The pink dye in the new Peeps-flavored Oreos has some cookie and marshmallow fans experiencing strange side effects, including pink tongue, saliva, and most notoriously, magenta-hued poop. Don’t fret, Peeps-eaters! This is just the latest in a long line of products that can color your number-twos.
There are medicines, other junk foods, and even actual vegetables that can pass through your system unchanged by the digestive process and seriously freak people out. But not every parent knows everything their kid eats, and many of us aren’t expecting that the foods we consume will have such colorful results, so the surprise can sometimes be alarming — even when there’s no reason to be alarmed.

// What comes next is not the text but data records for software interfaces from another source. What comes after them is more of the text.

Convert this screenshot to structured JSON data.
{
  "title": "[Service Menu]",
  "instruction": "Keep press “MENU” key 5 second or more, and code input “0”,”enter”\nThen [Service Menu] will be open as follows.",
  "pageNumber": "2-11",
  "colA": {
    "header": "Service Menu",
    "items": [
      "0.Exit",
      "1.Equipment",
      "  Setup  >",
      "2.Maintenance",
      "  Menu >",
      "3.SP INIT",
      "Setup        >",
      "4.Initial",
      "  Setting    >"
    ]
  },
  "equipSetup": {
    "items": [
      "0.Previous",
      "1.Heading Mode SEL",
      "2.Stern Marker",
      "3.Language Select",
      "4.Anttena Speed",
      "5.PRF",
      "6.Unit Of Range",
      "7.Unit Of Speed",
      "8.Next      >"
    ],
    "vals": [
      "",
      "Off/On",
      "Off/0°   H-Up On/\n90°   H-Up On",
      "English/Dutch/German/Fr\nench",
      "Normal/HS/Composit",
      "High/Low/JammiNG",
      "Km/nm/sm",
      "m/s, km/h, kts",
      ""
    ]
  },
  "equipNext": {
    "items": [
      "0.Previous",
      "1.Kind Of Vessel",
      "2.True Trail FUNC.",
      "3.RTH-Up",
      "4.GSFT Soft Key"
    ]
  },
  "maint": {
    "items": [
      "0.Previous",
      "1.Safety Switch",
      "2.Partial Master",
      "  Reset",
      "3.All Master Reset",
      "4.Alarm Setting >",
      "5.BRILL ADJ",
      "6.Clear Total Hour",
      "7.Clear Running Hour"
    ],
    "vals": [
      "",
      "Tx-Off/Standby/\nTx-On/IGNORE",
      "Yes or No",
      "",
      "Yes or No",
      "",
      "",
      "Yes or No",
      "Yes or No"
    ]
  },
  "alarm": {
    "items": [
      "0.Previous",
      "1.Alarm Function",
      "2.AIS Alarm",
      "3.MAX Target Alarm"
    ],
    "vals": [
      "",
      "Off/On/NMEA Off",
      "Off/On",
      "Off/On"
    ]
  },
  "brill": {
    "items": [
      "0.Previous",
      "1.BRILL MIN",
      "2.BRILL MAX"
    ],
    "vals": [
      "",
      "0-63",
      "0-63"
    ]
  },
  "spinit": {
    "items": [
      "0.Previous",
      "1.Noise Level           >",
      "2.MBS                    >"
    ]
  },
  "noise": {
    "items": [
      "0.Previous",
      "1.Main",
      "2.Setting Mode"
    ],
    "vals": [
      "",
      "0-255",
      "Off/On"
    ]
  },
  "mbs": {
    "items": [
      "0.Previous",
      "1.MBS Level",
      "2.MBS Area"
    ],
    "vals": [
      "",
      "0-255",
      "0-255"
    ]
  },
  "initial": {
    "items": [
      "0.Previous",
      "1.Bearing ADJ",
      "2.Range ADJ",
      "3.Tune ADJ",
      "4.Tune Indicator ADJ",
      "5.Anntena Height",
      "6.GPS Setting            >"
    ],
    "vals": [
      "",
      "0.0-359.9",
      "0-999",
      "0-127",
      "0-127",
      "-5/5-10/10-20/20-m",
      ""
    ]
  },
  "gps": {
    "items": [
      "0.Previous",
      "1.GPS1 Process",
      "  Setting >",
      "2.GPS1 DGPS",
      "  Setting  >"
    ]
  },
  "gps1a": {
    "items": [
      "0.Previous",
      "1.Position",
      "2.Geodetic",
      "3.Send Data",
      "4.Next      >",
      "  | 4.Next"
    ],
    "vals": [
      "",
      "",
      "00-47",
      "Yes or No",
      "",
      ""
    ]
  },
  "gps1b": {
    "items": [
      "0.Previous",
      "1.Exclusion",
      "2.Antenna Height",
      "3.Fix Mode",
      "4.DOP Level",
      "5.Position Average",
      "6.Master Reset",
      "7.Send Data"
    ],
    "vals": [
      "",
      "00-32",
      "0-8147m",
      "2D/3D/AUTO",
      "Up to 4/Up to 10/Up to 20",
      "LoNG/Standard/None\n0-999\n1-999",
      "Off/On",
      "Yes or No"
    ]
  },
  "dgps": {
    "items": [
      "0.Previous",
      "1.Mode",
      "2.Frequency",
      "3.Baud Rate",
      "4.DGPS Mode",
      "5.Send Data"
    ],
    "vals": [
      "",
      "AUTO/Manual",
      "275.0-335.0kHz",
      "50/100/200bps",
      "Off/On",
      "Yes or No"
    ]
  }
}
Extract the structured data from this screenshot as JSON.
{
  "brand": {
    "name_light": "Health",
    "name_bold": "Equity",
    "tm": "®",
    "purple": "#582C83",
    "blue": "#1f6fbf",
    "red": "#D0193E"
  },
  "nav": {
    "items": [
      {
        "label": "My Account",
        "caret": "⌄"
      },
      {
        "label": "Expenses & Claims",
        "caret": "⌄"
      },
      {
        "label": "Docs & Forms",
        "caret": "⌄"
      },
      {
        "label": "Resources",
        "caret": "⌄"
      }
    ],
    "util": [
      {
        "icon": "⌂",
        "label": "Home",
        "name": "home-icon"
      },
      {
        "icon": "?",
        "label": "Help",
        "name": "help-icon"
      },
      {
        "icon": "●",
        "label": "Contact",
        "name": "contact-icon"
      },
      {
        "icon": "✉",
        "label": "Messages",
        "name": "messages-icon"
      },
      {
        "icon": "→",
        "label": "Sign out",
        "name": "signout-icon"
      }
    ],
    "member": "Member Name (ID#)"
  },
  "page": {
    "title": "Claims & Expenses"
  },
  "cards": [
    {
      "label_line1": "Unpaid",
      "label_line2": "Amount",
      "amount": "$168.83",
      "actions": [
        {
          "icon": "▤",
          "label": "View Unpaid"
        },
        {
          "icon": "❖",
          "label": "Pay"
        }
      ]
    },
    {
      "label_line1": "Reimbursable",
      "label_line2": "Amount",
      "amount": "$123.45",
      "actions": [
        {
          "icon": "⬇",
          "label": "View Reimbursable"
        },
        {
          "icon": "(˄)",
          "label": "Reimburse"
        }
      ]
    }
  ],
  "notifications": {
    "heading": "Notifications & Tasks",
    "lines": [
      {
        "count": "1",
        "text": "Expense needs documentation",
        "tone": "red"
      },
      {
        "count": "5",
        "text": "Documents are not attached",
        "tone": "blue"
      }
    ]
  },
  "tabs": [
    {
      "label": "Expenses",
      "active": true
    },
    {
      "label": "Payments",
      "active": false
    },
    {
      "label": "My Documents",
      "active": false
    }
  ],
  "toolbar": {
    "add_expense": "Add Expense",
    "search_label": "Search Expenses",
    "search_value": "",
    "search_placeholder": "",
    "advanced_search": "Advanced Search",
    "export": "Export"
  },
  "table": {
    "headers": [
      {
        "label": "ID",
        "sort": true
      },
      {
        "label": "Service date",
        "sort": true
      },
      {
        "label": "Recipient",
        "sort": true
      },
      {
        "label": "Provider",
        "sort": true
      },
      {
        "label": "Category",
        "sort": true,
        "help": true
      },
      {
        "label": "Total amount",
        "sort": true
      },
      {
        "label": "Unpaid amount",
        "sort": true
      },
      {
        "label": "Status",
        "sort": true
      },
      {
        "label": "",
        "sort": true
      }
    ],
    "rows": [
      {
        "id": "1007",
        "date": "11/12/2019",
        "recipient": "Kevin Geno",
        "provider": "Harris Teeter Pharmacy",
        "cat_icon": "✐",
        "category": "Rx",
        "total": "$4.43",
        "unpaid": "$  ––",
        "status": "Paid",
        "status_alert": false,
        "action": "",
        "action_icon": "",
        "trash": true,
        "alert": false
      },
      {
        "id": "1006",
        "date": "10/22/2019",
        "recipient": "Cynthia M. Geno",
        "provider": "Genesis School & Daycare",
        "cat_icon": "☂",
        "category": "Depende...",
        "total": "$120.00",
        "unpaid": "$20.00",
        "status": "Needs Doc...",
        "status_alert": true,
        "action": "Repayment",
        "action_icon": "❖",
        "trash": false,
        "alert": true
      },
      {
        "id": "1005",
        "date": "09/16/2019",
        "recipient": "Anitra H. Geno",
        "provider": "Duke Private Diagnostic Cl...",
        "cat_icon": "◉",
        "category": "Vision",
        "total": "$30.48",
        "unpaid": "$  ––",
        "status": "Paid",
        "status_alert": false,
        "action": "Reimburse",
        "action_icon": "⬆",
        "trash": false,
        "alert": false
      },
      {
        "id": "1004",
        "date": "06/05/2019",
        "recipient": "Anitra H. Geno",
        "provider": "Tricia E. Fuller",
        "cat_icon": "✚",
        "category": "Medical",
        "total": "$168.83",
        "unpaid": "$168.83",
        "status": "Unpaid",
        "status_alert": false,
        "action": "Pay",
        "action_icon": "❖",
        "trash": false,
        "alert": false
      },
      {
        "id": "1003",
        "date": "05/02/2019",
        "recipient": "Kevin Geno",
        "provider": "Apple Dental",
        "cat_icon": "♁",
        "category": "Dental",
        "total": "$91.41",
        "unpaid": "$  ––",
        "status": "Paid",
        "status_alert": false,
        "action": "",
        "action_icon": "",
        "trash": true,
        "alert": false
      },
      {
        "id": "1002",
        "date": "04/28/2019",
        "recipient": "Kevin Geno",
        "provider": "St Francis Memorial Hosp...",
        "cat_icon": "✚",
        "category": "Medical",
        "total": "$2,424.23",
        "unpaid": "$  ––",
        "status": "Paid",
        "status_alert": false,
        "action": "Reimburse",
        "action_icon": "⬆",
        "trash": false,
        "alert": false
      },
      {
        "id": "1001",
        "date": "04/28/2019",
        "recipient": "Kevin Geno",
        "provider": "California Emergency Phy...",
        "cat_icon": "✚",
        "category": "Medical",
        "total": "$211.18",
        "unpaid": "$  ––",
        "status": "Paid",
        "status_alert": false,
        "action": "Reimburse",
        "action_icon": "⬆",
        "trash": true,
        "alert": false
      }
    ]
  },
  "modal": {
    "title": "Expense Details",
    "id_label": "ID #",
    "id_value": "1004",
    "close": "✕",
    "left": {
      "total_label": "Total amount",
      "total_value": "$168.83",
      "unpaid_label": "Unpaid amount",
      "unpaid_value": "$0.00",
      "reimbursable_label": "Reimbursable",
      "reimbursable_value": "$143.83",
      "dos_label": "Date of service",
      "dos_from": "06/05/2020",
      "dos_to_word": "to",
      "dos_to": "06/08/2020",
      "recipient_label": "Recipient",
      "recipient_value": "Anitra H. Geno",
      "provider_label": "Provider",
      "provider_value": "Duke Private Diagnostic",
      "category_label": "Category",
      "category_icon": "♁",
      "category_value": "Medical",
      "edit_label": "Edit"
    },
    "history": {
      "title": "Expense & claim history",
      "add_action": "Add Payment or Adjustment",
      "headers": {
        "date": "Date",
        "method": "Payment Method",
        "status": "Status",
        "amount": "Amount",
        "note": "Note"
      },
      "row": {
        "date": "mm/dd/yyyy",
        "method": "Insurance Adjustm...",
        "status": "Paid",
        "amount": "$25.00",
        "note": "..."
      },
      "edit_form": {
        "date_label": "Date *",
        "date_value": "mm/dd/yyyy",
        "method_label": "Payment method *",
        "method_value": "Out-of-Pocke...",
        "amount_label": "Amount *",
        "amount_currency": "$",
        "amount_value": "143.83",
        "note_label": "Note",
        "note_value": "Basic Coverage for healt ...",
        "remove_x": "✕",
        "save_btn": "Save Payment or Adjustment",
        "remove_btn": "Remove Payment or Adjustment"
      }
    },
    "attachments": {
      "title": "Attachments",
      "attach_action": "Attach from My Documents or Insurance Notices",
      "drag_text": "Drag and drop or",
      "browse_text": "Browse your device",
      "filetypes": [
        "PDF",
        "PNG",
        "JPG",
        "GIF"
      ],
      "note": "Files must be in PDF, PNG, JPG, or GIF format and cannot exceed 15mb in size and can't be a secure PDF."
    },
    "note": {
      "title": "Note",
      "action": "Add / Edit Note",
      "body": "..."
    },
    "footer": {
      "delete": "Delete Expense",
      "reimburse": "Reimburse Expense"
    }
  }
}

As anyone who has fed a small child a large quantity of blueberries or who eats a lot of beets can tell you, some natural foods with strong colors pass unchanged through the digestive system.
For some people who eat beets, this has the alarming effect of turning their urine red. For others, the red coloring of beets makes it look like they have intestinal bleeding.
If you don’t know that the active ingredient in Pepto-Bismol reacts with saliva to produce a substance called bismuth sulfide, and that substance can discolor your tongue, saliva, and stool, you might get a serious scare and run to Google.
Fortunately, the over-the-counter medication’s manufacturer reassures us all, “This discoloration is temporary and harmless.”
Artificial Food Dye Freakouts
Franken Berry Stools and Nerds Turds
In 1971, General Mills introduced its first “monster cereals,” including the very pink Franken Berry. One of the many children who tried the new product was a 12-year-old boy in Maryland, and he ended up hospitalized and immortalized in medical history because of it, in the February 1972 issue of the journal Pediatrics.
That’s how the phrase “Franken Berry Stool” appeared in a serious medical journal.
There were other reasons to maybe be extra cautious about the child’s health: He had a seizure disorder and was a polio survivor. He was occasionally constipated, but that’s not unusual. He ended up at the University of Maryland hospital after producing “stools [that] were somewhat loose and described as ‘looking like strawberry ice cream.'”
He was kept in the hospital for several days for various tests, but they didn’t turn up anything wrong with his digestive tract. The pink poop problem cleared up. Finally, in what was perhaps the most fun medical test ever, he was given four bowls of Franken Berry cereal on his fourth day in the hospital. The “strawberry ice cream” effect returned later that day. Medical mystery solved.
The doctor contacted General Mills about the case, and the company responded that it had not heard of any similar cases (yet) and that it used the food colorings FD&C Red #2 and #3.
A similar case writeup appeared in Pediatrics a decade and a half later in 1988. Physicians at the University of Virginia Chidren’s Medical Center evaluated a 5-year-old believed to have blood in his stool, which was described as “red-orange.”
However, it tested negative for blood, as did the red-orange stain he left on toilet paper. The boy finally admitted eating an entire box of Nerds cereal, which the medical staff learned contained FD&C Yellow #6 and Red #40 to make the orange and cherry flavored colored cereal pieces.
“The mother suggested the diagnosis of ‘Nerds turds,'” the doctors wrote when submitting the case to Pediatrics.
Flamin’ Hot Cheetos
And yet somehow, our society didn’t remember these important medical lessons, and people who ate Flamin’ Hot Cheetos in 2012 ended up in the emergency room, concerned about what looked like blood in their kids’ stool.
“So even though we might eat some foods with red food dye in them regularly, our stool doesn’t usually become discolored unless you eat huge amounts of it,” a doctor explained to CBS New York at the time. “Flamin’ Hot Cheetos is one food that people will eat enormous amounts of and will see a change in their stool.”
Diagnosis: Too many Cheetos.
Burger King’s Black Whopper
Burger King blamed of the color of this 2015 Halloween-themed Whopper on A1 steak sauce and “less than 1% food coloring,” but customers still complain that something in the bun is coming out green on the other end. Green food dyes can be part of creating black-colored products, so that’s possible.
The worst side effect of this was that customers posted photographic evidence online.
That brings us to the current controversy over Peeps Oreos, since people are sharing online that it has turned their tongues and saliva pink, and onward through the digestive tract.
Junk Food Guy, one early reviewer who liked the cookies otherwise, warned readers that the cookies also turned his saliva and his toothbrush pink.
We checked the Peeps Oreos ingredients list. Sure enough, there it was: FD&C Red #3, just like in the original Franken Berry of the ’70s.
What all this tells us is to not panic when you see unusual colors in your mouth or in your toilet. Think about the food you’ve eaten recently: Are any of them brightly colored fruits or vegetables, or even more brightly colored junk foods? Maybe they were simply so bright that you couldn’t break them down.